“I took a few liberties with your message, captain. The computer seems to be having difficulty with the part about listening to their story. Let me try again.”

Bradshaw thought a few more seconds, then typed some more. The message now read:

Greetings, Mechtrons. We are ????[glad] that we can communicate with you. ???[Our] captain sends her greetings. We will stop our ship if you will stop your ship. We will stop our ship if you will not fire at us. We will ?????? ?? ???? ????? [listen to your story] if you stop your ship. We will talk more if you stop your ship.

“Excellent, Bradshaw. Let’s see what we get.”
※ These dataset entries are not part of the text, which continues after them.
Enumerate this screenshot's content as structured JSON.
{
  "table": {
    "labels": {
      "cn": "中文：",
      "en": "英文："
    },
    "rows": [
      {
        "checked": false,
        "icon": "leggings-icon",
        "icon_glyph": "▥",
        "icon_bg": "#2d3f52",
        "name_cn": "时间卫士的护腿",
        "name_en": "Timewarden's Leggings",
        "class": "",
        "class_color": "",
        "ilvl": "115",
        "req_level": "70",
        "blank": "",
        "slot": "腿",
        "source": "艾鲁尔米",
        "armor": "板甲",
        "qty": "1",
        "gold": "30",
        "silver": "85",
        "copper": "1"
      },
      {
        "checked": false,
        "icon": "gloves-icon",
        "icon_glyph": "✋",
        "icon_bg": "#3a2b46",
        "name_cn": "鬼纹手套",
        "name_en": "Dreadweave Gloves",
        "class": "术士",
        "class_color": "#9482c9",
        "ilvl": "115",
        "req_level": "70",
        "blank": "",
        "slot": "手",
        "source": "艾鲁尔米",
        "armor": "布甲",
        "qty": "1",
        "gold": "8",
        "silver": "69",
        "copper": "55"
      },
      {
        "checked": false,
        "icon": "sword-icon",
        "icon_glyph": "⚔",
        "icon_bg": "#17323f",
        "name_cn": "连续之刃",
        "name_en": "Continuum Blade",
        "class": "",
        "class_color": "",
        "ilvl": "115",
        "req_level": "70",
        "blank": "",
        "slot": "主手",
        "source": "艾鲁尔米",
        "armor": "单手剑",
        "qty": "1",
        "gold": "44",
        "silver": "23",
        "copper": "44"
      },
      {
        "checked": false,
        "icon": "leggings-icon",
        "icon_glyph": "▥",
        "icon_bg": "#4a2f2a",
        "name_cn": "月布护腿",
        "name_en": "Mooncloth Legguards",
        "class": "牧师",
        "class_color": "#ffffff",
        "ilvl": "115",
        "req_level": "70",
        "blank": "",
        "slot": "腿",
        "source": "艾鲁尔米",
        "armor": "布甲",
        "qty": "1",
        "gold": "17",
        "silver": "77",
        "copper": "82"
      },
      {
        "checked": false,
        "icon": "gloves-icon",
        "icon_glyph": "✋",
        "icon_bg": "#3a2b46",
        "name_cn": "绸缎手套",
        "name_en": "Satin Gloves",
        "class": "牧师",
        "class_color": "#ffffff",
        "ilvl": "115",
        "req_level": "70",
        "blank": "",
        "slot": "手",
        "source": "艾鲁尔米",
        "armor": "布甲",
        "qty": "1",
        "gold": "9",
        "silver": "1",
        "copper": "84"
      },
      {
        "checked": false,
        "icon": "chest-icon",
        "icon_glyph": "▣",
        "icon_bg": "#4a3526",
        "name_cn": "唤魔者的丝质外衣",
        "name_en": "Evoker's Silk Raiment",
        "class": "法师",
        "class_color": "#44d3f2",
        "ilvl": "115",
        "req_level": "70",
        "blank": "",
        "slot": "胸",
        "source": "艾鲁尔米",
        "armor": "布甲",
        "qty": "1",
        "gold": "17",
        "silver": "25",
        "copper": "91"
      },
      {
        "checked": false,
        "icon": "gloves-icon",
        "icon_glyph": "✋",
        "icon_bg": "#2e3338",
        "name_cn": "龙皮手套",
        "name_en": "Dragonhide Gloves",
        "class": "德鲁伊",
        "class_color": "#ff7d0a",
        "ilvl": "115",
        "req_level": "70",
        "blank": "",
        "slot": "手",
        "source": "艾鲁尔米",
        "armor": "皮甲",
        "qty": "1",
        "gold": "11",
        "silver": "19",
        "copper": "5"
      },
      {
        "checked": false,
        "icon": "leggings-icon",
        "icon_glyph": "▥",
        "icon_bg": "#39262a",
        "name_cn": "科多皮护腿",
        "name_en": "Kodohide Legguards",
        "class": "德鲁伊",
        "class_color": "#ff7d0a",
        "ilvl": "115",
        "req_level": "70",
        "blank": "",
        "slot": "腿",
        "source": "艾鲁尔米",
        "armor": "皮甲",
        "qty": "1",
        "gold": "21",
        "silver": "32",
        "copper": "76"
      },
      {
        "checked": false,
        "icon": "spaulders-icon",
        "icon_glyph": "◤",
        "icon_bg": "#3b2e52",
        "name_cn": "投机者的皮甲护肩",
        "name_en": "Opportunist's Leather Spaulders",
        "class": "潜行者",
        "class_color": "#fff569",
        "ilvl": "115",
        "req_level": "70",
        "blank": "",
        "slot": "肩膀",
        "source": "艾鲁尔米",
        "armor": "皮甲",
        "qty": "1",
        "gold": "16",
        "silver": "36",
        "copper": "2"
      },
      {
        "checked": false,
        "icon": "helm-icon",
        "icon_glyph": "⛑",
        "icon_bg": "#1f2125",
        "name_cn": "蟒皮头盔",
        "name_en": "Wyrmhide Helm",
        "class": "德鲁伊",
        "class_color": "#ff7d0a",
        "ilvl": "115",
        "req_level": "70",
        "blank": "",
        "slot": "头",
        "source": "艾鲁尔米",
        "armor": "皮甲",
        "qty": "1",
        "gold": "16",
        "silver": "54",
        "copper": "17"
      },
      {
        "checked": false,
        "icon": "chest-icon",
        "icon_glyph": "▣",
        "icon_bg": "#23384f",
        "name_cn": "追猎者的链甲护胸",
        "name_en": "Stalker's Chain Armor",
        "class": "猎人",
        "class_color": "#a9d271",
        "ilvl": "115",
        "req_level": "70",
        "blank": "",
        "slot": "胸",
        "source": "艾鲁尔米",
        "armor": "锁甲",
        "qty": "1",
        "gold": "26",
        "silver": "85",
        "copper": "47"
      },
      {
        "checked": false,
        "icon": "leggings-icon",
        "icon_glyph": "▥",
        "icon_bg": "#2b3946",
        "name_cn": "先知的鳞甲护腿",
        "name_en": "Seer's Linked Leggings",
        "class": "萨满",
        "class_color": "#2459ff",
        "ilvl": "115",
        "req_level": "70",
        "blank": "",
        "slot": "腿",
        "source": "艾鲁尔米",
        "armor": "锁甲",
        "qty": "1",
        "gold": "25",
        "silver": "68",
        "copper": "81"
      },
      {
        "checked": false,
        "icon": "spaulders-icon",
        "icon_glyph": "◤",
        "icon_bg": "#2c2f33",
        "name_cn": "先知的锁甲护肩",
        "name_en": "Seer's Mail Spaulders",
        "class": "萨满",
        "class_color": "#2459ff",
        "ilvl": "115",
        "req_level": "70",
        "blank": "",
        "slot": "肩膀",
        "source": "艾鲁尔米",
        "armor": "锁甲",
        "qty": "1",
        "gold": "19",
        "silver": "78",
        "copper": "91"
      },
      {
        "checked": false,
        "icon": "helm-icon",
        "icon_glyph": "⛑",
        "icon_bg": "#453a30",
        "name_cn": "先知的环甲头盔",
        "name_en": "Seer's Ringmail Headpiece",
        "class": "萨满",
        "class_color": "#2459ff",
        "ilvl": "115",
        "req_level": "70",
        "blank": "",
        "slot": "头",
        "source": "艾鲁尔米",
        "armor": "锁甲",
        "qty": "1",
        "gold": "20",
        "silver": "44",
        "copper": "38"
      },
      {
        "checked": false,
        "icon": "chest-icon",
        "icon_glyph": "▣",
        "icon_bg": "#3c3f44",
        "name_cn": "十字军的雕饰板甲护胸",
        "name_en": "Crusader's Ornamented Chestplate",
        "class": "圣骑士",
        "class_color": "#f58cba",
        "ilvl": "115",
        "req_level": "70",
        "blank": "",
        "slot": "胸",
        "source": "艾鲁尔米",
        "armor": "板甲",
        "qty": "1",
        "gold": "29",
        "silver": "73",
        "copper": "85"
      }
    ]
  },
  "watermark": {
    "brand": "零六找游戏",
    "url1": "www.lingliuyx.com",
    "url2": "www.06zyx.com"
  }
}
We waited, patiently this time, for more question marks to start appearing. For a minute none did, then two, then three. We started getting restless again.

Then Jones announced, “Captain, both robot ships are cutting power!”

We broke out in cheers. I found myself hugging Phil while he was clapping me on the back. Then the captain waved us quiet.

“Jack, please shut down our own propulsion systems. But be ready to start them up again at a moment’s notice.”

As she was speaking, new question marks started appearing on the screen. The room quieted rapidly, as we started waiting for words to appear to replace them. The captain took this moment to stand up and announce.

“Ladies and gentlemen, I’m gratified that you’re all so interested in this conversation. However, now that we have a new lease on life, I’m sure you all have many things to attend to. We’re not out of this yet!

“I’ll leave our conversations displayed on the ship’s general view channel, but I want all of you working on how we get out of this situation permanently.

“We still have a probe, right? I want it equipped for surveillance. Send it towards them on some sort of curve that will make it hard to detect and difficult to trace back to us if it is found. See how close it gets before they do detect it.

“Given our current coasting status, I want to know how soon we can expect to be in range of their weapons and how long before we coast out of range again.

“And I want all the computer power we can spare working on translation and inductive anthropology on the data we collect. We’ve got to learn more about these robots and their culture if we’re to find a weakness.

“I thank you all.”

As we filed out, the message from the Mechtrons started appearing:

We are stopping our engines. Please stay and talk with us.